On May 12, 2016, several political organizations, American Association of Political Consultants, Inc. (“AAPC”), Democratic Party of Oregon, Inc. (“DPO”), Public Policy Polling, LLC (“PPP”), Tea Party Forward PAC (“TPF”), and Washington State Democratic Central Committee (“WSDCC”) (collectively, “Plaintiffs”), brought a First Amendment challenge to the prohibition on making unsolicited calls to wireless telephone numbers by filing a declaratory judgment action in the United States District Court for the Eastern District of North Carolina against the Attorney General of the United States. American Association of Political Consultants, Inc., et al. v. Lynch, No. 5:16-cv-00252-D (E.D.N.C. May 12, 2016).
On August 28, 2015, the Federal Communications Commission, through its Consumer & Governmental Affairs Bureau, issued three separate rulings on petitions relating to its fax rules under the Telephone Consumer Protection Act.

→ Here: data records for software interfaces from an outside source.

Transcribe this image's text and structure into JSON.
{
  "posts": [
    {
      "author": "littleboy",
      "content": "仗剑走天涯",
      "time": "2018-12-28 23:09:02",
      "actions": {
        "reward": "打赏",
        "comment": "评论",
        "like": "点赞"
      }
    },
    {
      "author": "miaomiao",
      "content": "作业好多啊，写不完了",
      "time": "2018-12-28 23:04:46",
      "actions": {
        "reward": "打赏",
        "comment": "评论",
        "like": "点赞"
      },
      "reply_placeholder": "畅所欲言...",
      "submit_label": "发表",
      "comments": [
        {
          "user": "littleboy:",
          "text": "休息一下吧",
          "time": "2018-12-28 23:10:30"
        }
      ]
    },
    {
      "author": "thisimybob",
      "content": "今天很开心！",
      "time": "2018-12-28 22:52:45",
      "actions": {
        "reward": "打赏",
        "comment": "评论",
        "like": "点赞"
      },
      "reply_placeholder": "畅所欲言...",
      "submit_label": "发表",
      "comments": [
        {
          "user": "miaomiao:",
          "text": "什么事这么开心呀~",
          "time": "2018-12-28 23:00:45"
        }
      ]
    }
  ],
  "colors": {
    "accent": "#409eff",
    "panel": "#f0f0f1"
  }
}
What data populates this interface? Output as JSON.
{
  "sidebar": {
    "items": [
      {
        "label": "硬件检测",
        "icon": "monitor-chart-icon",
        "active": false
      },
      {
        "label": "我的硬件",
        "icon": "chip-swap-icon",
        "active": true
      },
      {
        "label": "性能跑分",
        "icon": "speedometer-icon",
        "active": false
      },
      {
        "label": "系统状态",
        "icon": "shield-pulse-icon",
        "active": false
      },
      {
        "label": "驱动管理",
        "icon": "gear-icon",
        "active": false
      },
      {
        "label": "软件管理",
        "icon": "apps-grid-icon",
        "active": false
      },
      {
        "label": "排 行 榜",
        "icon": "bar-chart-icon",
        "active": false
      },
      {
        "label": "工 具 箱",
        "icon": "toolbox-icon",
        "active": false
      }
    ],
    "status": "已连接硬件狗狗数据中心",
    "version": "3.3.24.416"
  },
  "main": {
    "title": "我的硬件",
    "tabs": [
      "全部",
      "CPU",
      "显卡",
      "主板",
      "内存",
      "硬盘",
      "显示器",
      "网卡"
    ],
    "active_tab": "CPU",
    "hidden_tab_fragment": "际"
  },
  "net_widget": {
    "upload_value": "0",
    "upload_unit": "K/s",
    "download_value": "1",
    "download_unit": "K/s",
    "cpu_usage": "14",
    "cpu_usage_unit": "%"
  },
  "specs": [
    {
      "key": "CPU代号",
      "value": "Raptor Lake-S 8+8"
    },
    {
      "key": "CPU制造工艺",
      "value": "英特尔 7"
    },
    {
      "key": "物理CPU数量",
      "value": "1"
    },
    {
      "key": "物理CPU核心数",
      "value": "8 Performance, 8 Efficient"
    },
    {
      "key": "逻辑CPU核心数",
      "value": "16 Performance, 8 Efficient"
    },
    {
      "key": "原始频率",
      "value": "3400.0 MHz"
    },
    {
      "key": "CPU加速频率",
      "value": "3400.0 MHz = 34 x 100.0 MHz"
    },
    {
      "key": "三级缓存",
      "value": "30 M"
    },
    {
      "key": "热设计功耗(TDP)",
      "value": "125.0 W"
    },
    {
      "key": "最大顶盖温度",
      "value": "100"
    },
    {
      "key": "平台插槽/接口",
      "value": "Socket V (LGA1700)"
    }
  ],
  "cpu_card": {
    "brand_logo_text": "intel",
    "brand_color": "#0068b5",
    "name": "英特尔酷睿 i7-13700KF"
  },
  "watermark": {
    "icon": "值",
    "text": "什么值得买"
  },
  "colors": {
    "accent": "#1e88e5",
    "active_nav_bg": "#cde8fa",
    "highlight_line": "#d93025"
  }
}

In a declaratory ruling, CGAB clarified that:
- faxes sent and received over telephone lines are subject to TCPA regulation even if those faxes are “converted to and delivered to a consumer as an electronic mail attachment.”
- “the consumer to whom the content of a fax or efax is directed,” and not the company hosting the fax servers that receive the faxes over a telephone line and re-send the faxes to the subscriber of the service, is the recipient of the fax under the TCPA.
- the act of sending a previously-faxed document by email is not subject to TCPA regulation.
CGAB also declined to provide “safe harbor” fax opt-out language, noting that the TCPA rules and orders already set forth the required content for opt-out notices. Finally, CGAB declined to issue a blanket rule as to whether “third parties, including fax broadcasters, who are retained to accept opt-out requests” are subject to TCPA liability, and instead noted that the question of whether a third party has sufficient involvement in the sending of faxes to create liability is an individualized inquiry.
As originally published in Law360
On Friday, July 10, 2015, the Federal Communications Commission issued its much-anticipated Declaratory Ruling and Order clarifying numerous aspects of the Telephone Consumer Protection Act. The commission had adopted the order at a particularly contentious June 18, 2015 open meeting (see earlier post), which one commissioner called “a farce” and another described as “a new low … never seen in politics or policymaking.”
In an unusual move, the commission made the order effective on its July 10 release date, rather than following publication in the Federal Register as is typical, providing companies with no opportunity to digest the order and adjust business practices accordingly.
As expected, the order largely brushes aside legitimate business concerns and a sensible approach to TCPA regulation in favor of findings that potentially increase risk for businesses in a variety of circumstances, including the possibility of increased class action litigation. In addition, beyond clarifying that carriers may offer call-blocking technologies to consumers, the order offers little to actually protect consumers from scam telemarketing schemes, including offshore “tele-spammers” that use robocalling or phone-number spoofing technologies.